> _TO DO_
Exactly as written, print each of the entries.

=== Begin Enclosure ===

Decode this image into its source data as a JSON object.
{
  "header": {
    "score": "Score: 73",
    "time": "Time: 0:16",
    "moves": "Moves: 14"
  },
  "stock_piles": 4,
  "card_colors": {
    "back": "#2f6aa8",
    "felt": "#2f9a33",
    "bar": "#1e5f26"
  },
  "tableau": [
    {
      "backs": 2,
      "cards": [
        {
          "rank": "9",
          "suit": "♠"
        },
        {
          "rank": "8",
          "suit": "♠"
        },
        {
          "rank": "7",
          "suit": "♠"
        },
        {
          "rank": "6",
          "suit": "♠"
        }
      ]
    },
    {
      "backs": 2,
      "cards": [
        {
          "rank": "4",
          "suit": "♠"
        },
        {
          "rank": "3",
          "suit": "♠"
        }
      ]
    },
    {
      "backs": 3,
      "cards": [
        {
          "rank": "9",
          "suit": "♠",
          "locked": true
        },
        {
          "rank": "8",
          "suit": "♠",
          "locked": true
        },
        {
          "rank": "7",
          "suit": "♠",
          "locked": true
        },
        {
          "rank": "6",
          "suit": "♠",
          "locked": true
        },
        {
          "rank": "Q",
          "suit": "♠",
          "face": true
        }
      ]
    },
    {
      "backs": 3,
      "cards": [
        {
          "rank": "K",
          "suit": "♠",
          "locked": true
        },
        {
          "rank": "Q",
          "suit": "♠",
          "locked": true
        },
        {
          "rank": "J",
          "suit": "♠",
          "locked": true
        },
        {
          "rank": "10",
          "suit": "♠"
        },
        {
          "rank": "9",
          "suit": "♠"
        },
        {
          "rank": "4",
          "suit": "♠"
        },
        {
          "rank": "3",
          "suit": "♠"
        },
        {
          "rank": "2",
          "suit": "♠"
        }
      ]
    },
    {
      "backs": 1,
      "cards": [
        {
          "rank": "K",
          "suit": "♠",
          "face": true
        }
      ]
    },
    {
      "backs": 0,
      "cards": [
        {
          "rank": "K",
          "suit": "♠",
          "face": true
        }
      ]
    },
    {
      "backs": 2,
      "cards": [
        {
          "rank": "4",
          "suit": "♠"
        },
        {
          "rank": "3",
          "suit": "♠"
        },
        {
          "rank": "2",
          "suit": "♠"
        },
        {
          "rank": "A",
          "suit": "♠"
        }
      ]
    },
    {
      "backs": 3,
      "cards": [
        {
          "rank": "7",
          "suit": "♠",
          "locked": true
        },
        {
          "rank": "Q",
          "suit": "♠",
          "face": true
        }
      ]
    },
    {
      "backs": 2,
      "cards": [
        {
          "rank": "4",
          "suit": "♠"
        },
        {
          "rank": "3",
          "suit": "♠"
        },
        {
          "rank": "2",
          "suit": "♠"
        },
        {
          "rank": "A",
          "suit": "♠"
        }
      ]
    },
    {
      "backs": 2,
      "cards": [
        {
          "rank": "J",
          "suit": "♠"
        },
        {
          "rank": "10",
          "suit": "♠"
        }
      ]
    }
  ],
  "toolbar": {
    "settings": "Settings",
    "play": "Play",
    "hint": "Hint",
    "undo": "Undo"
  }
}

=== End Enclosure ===

> _SOLUTION FOR THIS PROBLEM_
Decode this image into its source data as a JSON object.
{
  "header": {
    "score": "Score: 73",
    "time": "Time: 0:16",
    "moves": "Moves: 14"
  },
  "stock_piles": 4,
  "card_colors": {
    "back": "#2f6aa8",
    "felt": "#2f9a33",
    "bar": "#1e5f26"
  },
  "tableau": [
    {
      "backs": 2,
      "cards": [
        {
          "rank": "9",
          "suit": "♠"
        },
        {
          "rank": "8",
          "suit": "♠"
        },
        {
          "rank": "7",
          "suit": "♠"
        },
        {
          "rank": "6",
          "suit": "♠"
        }
      ]
    },
    {
      "backs": 2,
      "cards": [
        {
          "rank": "4",
          "suit": "♠"
        },
        {
          "rank": "3",
          "suit": "♠"
        }
      ]
    },
    {
      "backs": 3,
      "cards": [
        {
          "rank": "9",
          "suit": "♠",
          "locked": true
        },
        {
          "rank": "8",
          "suit": "♠",
          "locked": true
        },
        {
          "rank": "7",
          "suit": "♠",
          "locked": true
        },
        {
          "rank": "6",
          "suit": "♠",
          "locked": true
        },
        {
          "rank": "Q",
          "suit": "♠",
          "face": true
        }
      ]
    },
    {
      "backs": 3,
      "cards": [
        {
          "rank": "K",
          "suit": "♠",
          "locked": true
        },
        {
          "rank": "Q",
          "suit": "♠",
          "locked": true
        },
        {
          "rank": "J",
          "suit": "♠",
          "locked": true
        },
        {
          "rank": "10",
          "suit": "♠"
        },
        {
          "rank": "9",
          "suit": "♠"
        },
        {
          "rank": "4",
          "suit": "♠"
        },
        {
          "rank": "3",
          "suit": "♠"
        },
        {
          "rank": "2",
          "suit": "♠"
        }
      ]
    },
    {
      "backs": 1,
      "cards": [
        {
          "rank": "K",
          "suit": "♠",
          "face": true
        }
      ]
    },
    {
      "backs": 0,
      "cards": [
        {
          "rank": "K",
          "suit": "♠",
          "face": true
        }
      ]
    },
    {
      "backs": 2,
      "cards": [
        {
          "rank": "4",
          "suit": "♠"
        },
        {
          "rank": "3",
          "suit": "♠"
        },
        {
          "rank": "2",
          "suit": "♠"
        },
        {
          "rank": "A",
          "suit": "♠"
        }
      ]
    },
    {
      "backs": 3,
      "cards": [
        {
          "rank": "7",
          "suit": "♠",
          "locked": true
        },
        {
          "rank": "Q",
          "suit": "♠",
          "face": true
        }
      ]
    },
    {
      "backs": 2,
      "cards": [
        {
          "rank": "4",
          "suit": "♠"
        },
        {
          "rank": "3",
          "suit": "♠"
        },
        {
          "rank": "2",
          "suit": "♠"
        },
        {
          "rank": "A",
          "suit": "♠"
        }
      ]
    },
    {
      "backs": 2,
      "cards": [
        {
          "rank": "J",
          "suit": "♠"
        },
        {
          "rank": "10",
          "suit": "♠"
        }
      ]
    }
  ],
  "toolbar": {
    "settings": "Settings",
    "play": "Play",
    "hint": "Hint",
    "undo": "Undo"
  }
}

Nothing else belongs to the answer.